The goal of treatment is to break the vicious cycle of constantly increasing the amount of antigenic material as a result of the growth of the fungus in the lumen of the bronchi. Important early and vigorous treatment to prevent severe changes in the lungs. Methods aimed at eliminating antigen from the respiratory tract are ineffective, since it is very difficult to release damaged bronchi from the fungus. The main treatment is systemic glucocorticosteroid therapy in high doses (up to 100 mg per day in the equivalent of prednisone).

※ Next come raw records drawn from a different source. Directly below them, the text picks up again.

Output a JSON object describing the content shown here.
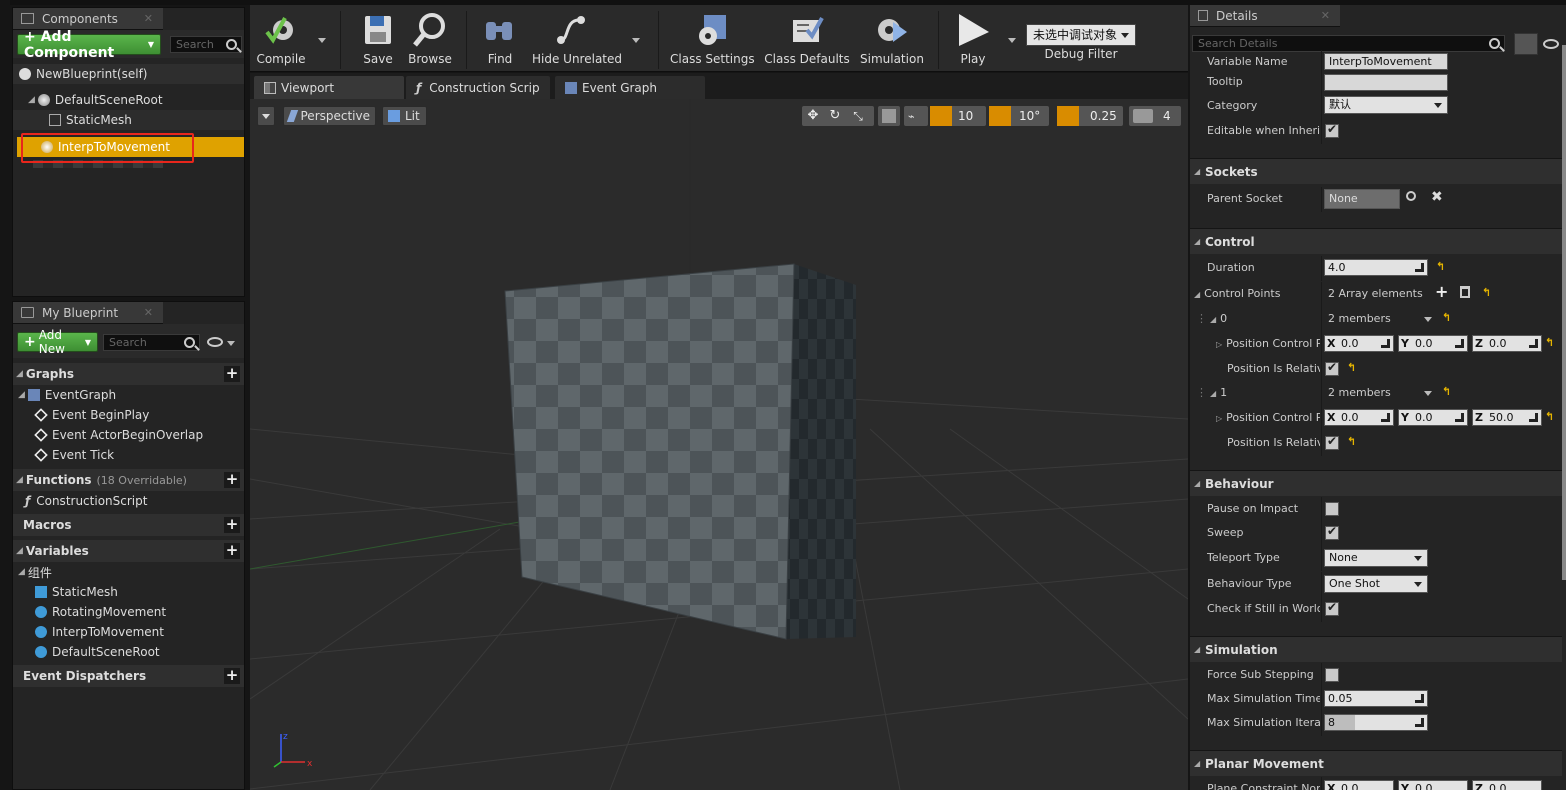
{
  "components_panel": {
    "tab_title": "Components",
    "add_component_label": "+ Add Component",
    "search_placeholder": "Search",
    "self_item": "NewBlueprint(self)",
    "tree": [
      {
        "label": "DefaultSceneRoot"
      },
      {
        "label": "StaticMesh"
      },
      {
        "label": "InterpToMovement",
        "selected": true
      }
    ]
  },
  "my_blueprint": {
    "tab_title": "My Blueprint",
    "add_new_label": "Add New",
    "search_placeholder": "Search",
    "graphs_label": "Graphs",
    "event_graph": "EventGraph",
    "events": [
      "Event BeginPlay",
      "Event ActorBeginOverlap",
      "Event Tick"
    ],
    "functions_label": "Functions",
    "functions_count": "(18 Overridable)",
    "construction_script": "ConstructionScript",
    "macros_label": "Macros",
    "variables_label": "Variables",
    "components_group": "组件",
    "variables": [
      "StaticMesh",
      "RotatingMovement",
      "InterpToMovement",
      "DefaultSceneRoot"
    ],
    "dispatchers_label": "Event Dispatchers"
  },
  "toolbar": {
    "compile": "Compile",
    "save": "Save",
    "browse": "Browse",
    "find": "Find",
    "hide_unrelated": "Hide Unrelated",
    "class_settings": "Class Settings",
    "class_defaults": "Class Defaults",
    "simulation": "Simulation",
    "play": "Play",
    "debug_object": "未选中调试对象",
    "debug_filter": "Debug Filter"
  },
  "doc_tabs": [
    "Viewport",
    "Construction Scrip",
    "Event Graph"
  ],
  "viewport": {
    "perspective": "Perspective",
    "lit": "Lit",
    "grid_snap": "10",
    "rot_snap": "10°",
    "scale_snap": "0.25",
    "camera_speed": "4"
  },
  "details": {
    "tab_title": "Details",
    "search_placeholder": "Search Details",
    "variable_name_label": "Variable Name",
    "variable_name": "InterpToMovement",
    "tooltip_label": "Tooltip",
    "tooltip_value": "",
    "category_label": "Category",
    "category_value": "默认",
    "editable_label": "Editable when Inherited",
    "editable_checked": true,
    "sockets": {
      "title": "Sockets",
      "parent_socket_label": "Parent Socket",
      "parent_socket_value": "None"
    },
    "control": {
      "title": "Control",
      "duration_label": "Duration",
      "duration": "4.0",
      "control_points_label": "Control Points",
      "control_points_value": "2 Array elements",
      "points": [
        {
          "index": "0",
          "members": "2 members",
          "pos_label": "Position Control Point",
          "x": "0.0",
          "y": "0.0",
          "z": "0.0",
          "relative_label": "Position Is Relative",
          "relative": true
        },
        {
          "index": "1",
          "members": "2 members",
          "pos_label": "Position Control Point",
          "x": "0.0",
          "y": "0.0",
          "z": "50.0",
          "relative_label": "Position Is Relative",
          "relative": true
        }
      ]
    },
    "behaviour": {
      "title": "Behaviour",
      "pause_label": "Pause on Impact",
      "pause": false,
      "sweep_label": "Sweep",
      "sweep": true,
      "teleport_label": "Teleport Type",
      "teleport": "None",
      "behaviour_type_label": "Behaviour Type",
      "behaviour_type": "One Shot",
      "check_world_label": "Check if Still in World",
      "check_world": true
    },
    "simulation": {
      "title": "Simulation",
      "force_sub_label": "Force Sub Stepping",
      "force_sub": false,
      "max_time_label": "Max Simulation Time Step",
      "max_time": "0.05",
      "max_iter_label": "Max Simulation Iterations",
      "max_iter": "8"
    },
    "planar": {
      "title": "Planar Movement",
      "constraint_label": "Plane Constraint Normal",
      "x": "0.0",
      "y": "0.0",
      "z": "0.0"
    }
  },
  "colors": {
    "selection": "#dfa200",
    "highlight_box": "#e8261c",
    "green_button": "#4ba23f",
    "reset_arrow": "#e5b400"
  }
}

Glucocorticosteroid drugs, reducing allergic inflammation, mucus secretion and eliminating airway obstruction, contribute to more efficient secretion of the fungus. Treatment lasts two to three months, if necessary – longer. Inhaled steroids are not effective and do not prevent recurrence of infiltrates. Antimycotic agents are used: natamycin in the form of an aerosol of 2.5 mg in a 2.5% suspension two to three times a day in combination with nystatin (3 LLC LLC – 4 LLC LLC ED inside and in the form of an aerosol). With concomitant bacterial infection, antibiotics are prescribed in combination with anti-allergic therapy. Specific immunotherapy is not recommended, since with subcutaneous injections of antigen extract, pronounced local (Arthus phenomenon) and systemic reactions are possible. Intal well prevents immediate and delayed bronchospastic responses to an antigen (provocative test), but information about the effectiveness of its regular therapeutic use is contradictory. In some cases, mucolytic aerosols (N-acetylcysteine) are used, but their purpose is limited by the possible development of allergic reactions.
Prevention of bronchopulmonary allergic aspergillosis
Prevention consists in preventing the inhalation of air containing high concentrations of A. fumigatus spores (in the locations of compost, rotting organic matter, grain storage).